• [TASK REQUIREMENTS]: Exact copies of all the entries are required.
════════════════════
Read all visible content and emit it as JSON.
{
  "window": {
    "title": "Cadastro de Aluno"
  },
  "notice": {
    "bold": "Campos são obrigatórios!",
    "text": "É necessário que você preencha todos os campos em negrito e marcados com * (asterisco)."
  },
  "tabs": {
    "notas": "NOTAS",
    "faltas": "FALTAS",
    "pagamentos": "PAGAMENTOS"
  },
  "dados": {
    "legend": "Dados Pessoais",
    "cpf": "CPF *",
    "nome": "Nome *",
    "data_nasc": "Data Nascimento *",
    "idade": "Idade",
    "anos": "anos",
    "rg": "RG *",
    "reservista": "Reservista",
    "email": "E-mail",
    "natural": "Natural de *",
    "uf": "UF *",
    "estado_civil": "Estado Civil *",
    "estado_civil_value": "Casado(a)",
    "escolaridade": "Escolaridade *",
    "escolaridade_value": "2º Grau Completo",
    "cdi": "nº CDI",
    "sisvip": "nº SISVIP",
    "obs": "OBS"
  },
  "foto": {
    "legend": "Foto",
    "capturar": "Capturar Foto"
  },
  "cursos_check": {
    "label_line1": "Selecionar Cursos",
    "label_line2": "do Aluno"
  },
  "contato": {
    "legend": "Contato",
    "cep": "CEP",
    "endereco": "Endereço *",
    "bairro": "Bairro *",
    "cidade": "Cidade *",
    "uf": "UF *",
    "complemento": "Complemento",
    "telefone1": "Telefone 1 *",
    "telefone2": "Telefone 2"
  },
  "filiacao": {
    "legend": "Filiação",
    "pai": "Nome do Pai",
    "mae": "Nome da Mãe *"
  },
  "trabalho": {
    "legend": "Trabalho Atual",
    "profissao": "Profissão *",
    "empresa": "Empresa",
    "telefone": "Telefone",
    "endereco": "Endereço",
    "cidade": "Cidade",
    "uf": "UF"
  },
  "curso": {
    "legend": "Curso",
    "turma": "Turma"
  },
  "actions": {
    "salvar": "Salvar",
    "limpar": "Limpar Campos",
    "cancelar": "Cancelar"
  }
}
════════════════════
• [WRITTEN RESPONSE]:
Read all visible content and emit it as JSON.
{
  "window": {
    "title": "Cadastro de Aluno"
  },
  "notice": {
    "bold": "Campos são obrigatórios!",
    "text": "É necessário que você preencha todos os campos em negrito e marcados com * (asterisco)."
  },
  "tabs": {
    "notas": "NOTAS",
    "faltas": "FALTAS",
    "pagamentos": "PAGAMENTOS"
  },
  "dados": {
    "legend": "Dados Pessoais",
    "cpf": "CPF *",
    "nome": "Nome *",
    "data_nasc": "Data Nascimento *",
    "idade": "Idade",
    "anos": "anos",
    "rg": "RG *",
    "reservista": "Reservista",
    "email": "E-mail",
    "natural": "Natural de *",
    "uf": "UF *",
    "estado_civil": "Estado Civil *",
    "estado_civil_value": "Casado(a)",
    "escolaridade": "Escolaridade *",
    "escolaridade_value": "2º Grau Completo",
    "cdi": "nº CDI",
    "sisvip": "nº SISVIP",
    "obs": "OBS"
  },
  "foto": {
    "legend": "Foto",
    "capturar": "Capturar Foto"
  },
  "cursos_check": {
    "label_line1": "Selecionar Cursos",
    "label_line2": "do Aluno"
  },
  "contato": {
    "legend": "Contato",
    "cep": "CEP",
    "endereco": "Endereço *",
    "bairro": "Bairro *",
    "cidade": "Cidade *",
    "uf": "UF *",
    "complemento": "Complemento",
    "telefone1": "Telefone 1 *",
    "telefone2": "Telefone 2"
  },
  "filiacao": {
    "legend": "Filiação",
    "pai": "Nome do Pai",
    "mae": "Nome da Mãe *"
  },
  "trabalho": {
    "legend": "Trabalho Atual",
    "profissao": "Profissão *",
    "empresa": "Empresa",
    "telefone": "Telefone",
    "endereco": "Endereço",
    "cidade": "Cidade",
    "uf": "UF"
  },
  "curso": {
    "legend": "Curso",
    "turma": "Turma"
  },
  "actions": {
    "salvar": "Salvar",
    "limpar": "Limpar Campos",
    "cancelar": "Cancelar"
  }
}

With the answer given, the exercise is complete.